A bill shielding legislator’s personal information from the public passed the Senate Ethics and Elections Committee Wednesday in a 5-4 vote along party lines.
Despite the close vote tally, no one spoke for or against the legislation aside from the bill’s sponsor.
The bill (SB 1488), filed by Lakeland Sen. Kelli Stargel, would create a public-records exemption for information about home addresses, telephone numbers and dates of birth of state lawmakers, Cabinet members and their spouses and children.
The same exemption is currently extended to justices, judges, state attorneys, statewide prosecutors, and certain agency investigative personnel.
But the bill takes the exemption a step further by creating a new crime against those who publish the information. The bill would create a first-degree misdemeanor for any person “to knowingly and, with the intent to intimidate, hinder, or interrupt Cabinet officers or legislators in the performance of their duties, maliciously publish or disseminate the exempt information without express authorization of the officers or legislators”.
The legislation is similar to a bill (SB 832) Stargel proposed last Session, which was derided by free speech advocates who say it would erode the Sunshine Laws. That bill died in its second committee.
But at Tuesday’s committee meeting, no detractors came forward.
Stargel said the exemption is needed “in order to protect these public servants from threats and harassment that may arise out of carrying out their official duties.”

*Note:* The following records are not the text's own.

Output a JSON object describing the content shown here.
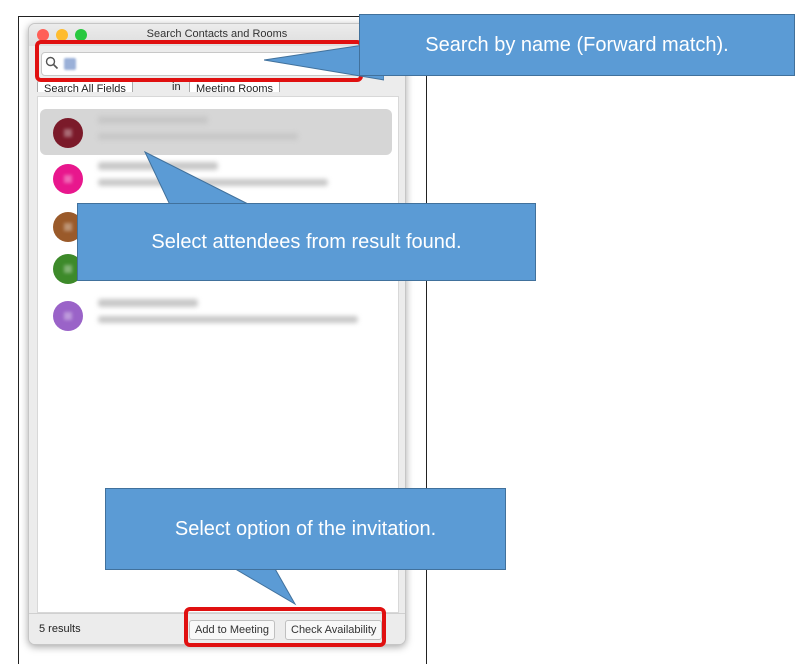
{
  "window": {
    "title": "Search Contacts and Rooms",
    "traffic_lights": [
      "#ff5f57",
      "#febc2e",
      "#28c840"
    ]
  },
  "search": {
    "icon": "magnifier-icon"
  },
  "filters": {
    "field_select": "Search All Fields",
    "in_label": "in",
    "scope_select": "Meeting Rooms"
  },
  "results": [
    {
      "avatar_color": "#7b1a2a"
    },
    {
      "avatar_color": "#e8178d"
    },
    {
      "avatar_color": "#9a5a2a"
    },
    {
      "avatar_color": "#3d8a2a"
    },
    {
      "avatar_color": "#9a63c8"
    }
  ],
  "footer": {
    "count": "5 results",
    "add_to_meeting": "Add to Meeting",
    "check_availability": "Check Availability"
  },
  "callouts": {
    "search": "Search by name (Forward match).",
    "select": "Select attendees from result found.",
    "option": "Select option of the invitation."
  },
  "colors": {
    "callout": "#5b9bd5",
    "highlight": "#e01010"
  }
}
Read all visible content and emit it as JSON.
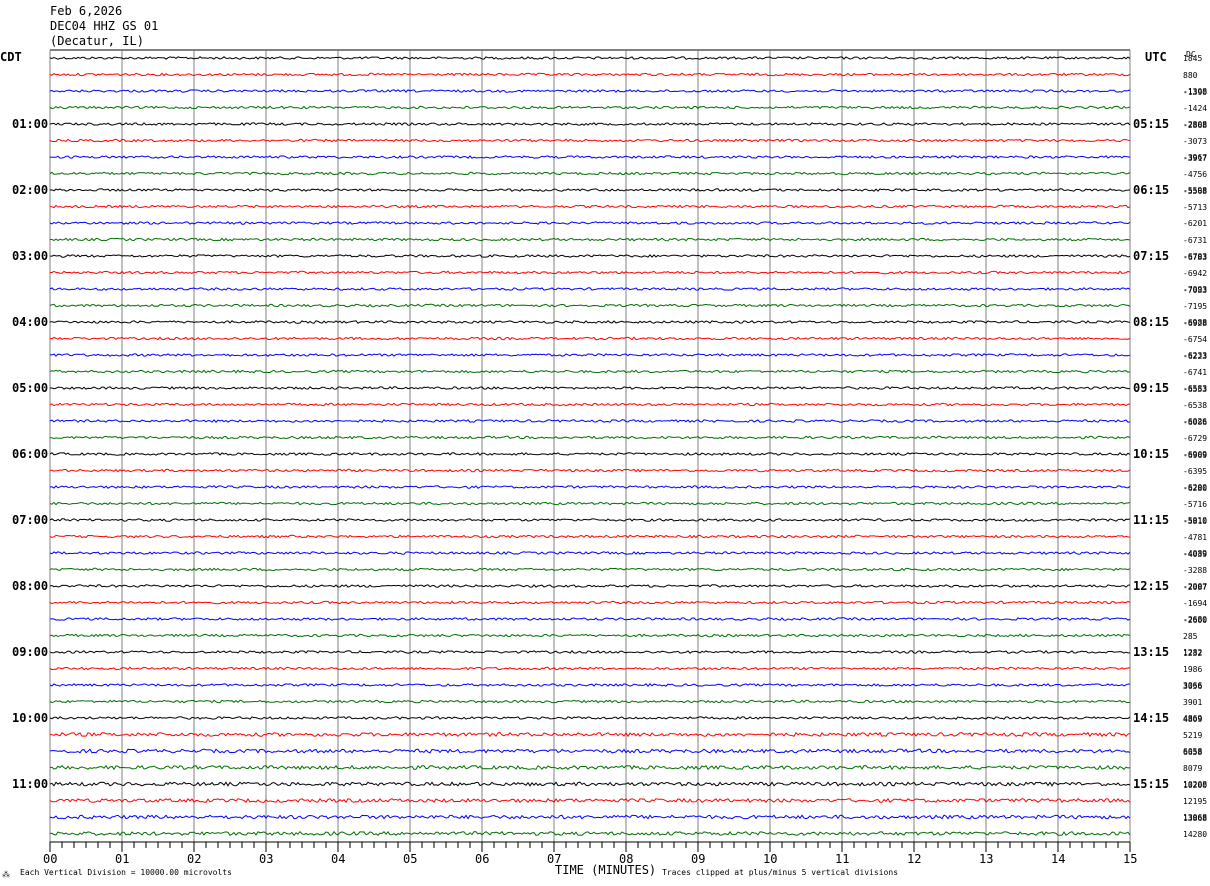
{
  "header": {
    "date": "Feb 6,2026",
    "station": "DEC04 HHZ GS 01",
    "location": "(Decatur, IL)"
  },
  "left_tz": "CDT",
  "right_tz": "UTC",
  "dc_header": "DC",
  "footer": {
    "scale_note": "Each Vertical Division = 10000.00 microvolts",
    "clip_note": "Traces clipped at plus/minus 5 vertical divisions",
    "corner_mark": "⁂"
  },
  "colors": {
    "trace_cycle": [
      "#000000",
      "#ff0000",
      "#0000ff",
      "#007000"
    ],
    "grid": "#808080"
  },
  "chart_data": {
    "type": "line",
    "xlabel": "TIME (MINUTES)",
    "xlim": [
      0,
      15
    ],
    "x_ticks": [
      "00",
      "01",
      "02",
      "03",
      "04",
      "05",
      "06",
      "07",
      "08",
      "09",
      "10",
      "11",
      "12",
      "13",
      "14",
      "15"
    ],
    "left_hour_labels": [
      "01:00",
      "02:00",
      "03:00",
      "04:00",
      "05:00",
      "06:00",
      "07:00",
      "08:00",
      "09:00",
      "10:00",
      "11:00"
    ],
    "right_hour_labels": [
      "05:15",
      "06:15",
      "07:15",
      "08:15",
      "09:15",
      "10:15",
      "11:15",
      "12:15",
      "13:15",
      "14:15",
      "15:15"
    ],
    "traces_per_hour": 4,
    "trace_count": 48,
    "dc_offsets": [
      [
        "1845"
      ],
      [
        "880"
      ],
      [
        "-1308",
        "-1390"
      ],
      [
        "-1424"
      ],
      [
        "-2808",
        "-2868"
      ],
      [
        "-3073"
      ],
      [
        "-3967",
        "-3917"
      ],
      [
        "-4756"
      ],
      [
        "-5598",
        "-5568"
      ],
      [
        "-5713"
      ],
      [
        "-6201"
      ],
      [
        "-6731"
      ],
      [
        "-6703",
        "-6783"
      ],
      [
        "-6942"
      ],
      [
        "-7093",
        "-7083"
      ],
      [
        "-7195"
      ],
      [
        "-6988",
        "-6928"
      ],
      [
        "-6754"
      ],
      [
        "-6233",
        "-6223"
      ],
      [
        "-6741"
      ],
      [
        "-6583",
        "-6553"
      ],
      [
        "-6538"
      ],
      [
        "-6026",
        "-6086"
      ],
      [
        "-6729"
      ],
      [
        "-6909",
        "-6969"
      ],
      [
        "-6395"
      ],
      [
        "-6200",
        "-6280"
      ],
      [
        "-5716"
      ],
      [
        "-5010",
        "-5810"
      ],
      [
        "-4781"
      ],
      [
        "-4089",
        "-4039"
      ],
      [
        "-3288"
      ],
      [
        "-2007",
        "-2087"
      ],
      [
        "-1694"
      ],
      [
        "-2680",
        "-2600"
      ],
      [
        "285"
      ],
      [
        "1282",
        "1232"
      ],
      [
        "1986"
      ],
      [
        "3066",
        "3056"
      ],
      [
        "3901"
      ],
      [
        "4869",
        "4809"
      ],
      [
        "5219"
      ],
      [
        "6058",
        "6658"
      ],
      [
        "8079"
      ],
      [
        "10208",
        "10200"
      ],
      [
        "12195"
      ],
      [
        "13068",
        "13868"
      ],
      [
        "14280"
      ]
    ]
  }
}
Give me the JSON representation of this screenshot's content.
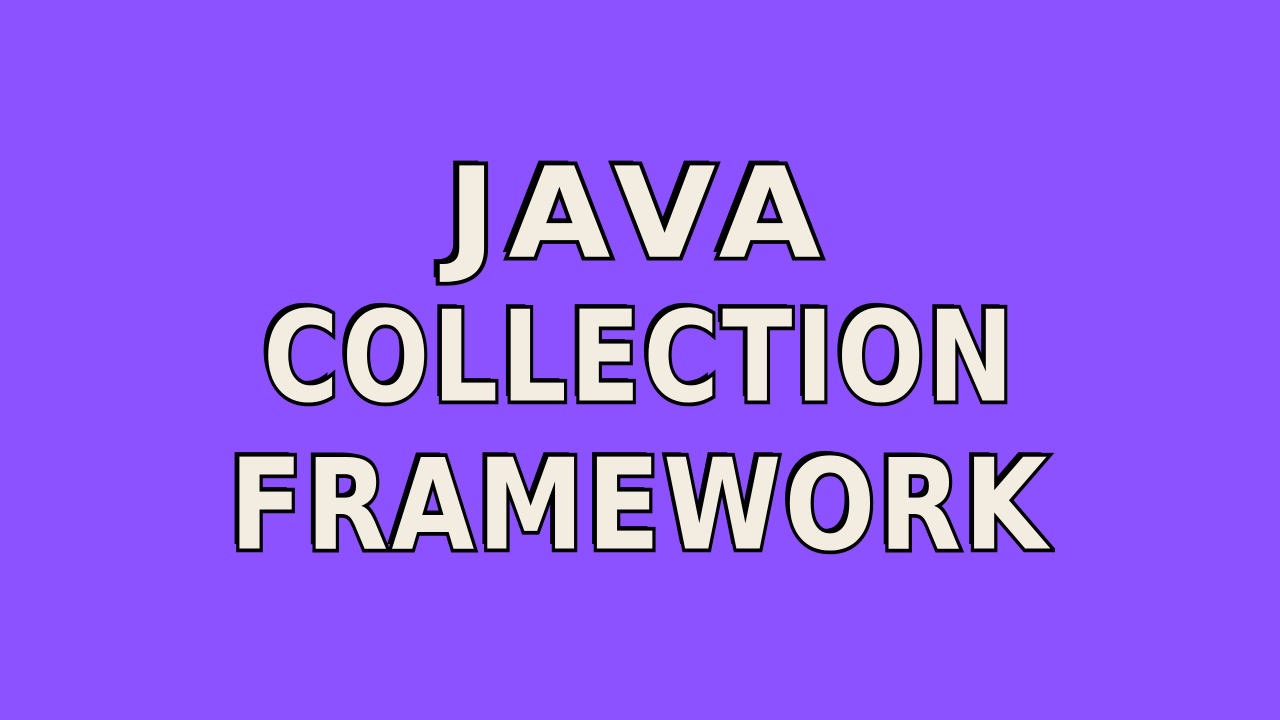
{
  "title": {
    "lines": [
      "JAVA",
      "COLLECTION",
      "FRAMEWORK"
    ]
  },
  "colors": {
    "background": "#8c52ff",
    "text_fill": "#f2ede0",
    "text_outline": "#000000"
  }
}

The bill now moves on to its second of three committee stops. Next up is Governmental Oversight and Accountability, the same committee where Stargel’s 2020 bill stalled out.
Rep. Mike Beltran sponsors the House companion bill (HB 1207). That bill is awaiting a hearing in the Government Operations Subcommittee, its first of three committee assignments.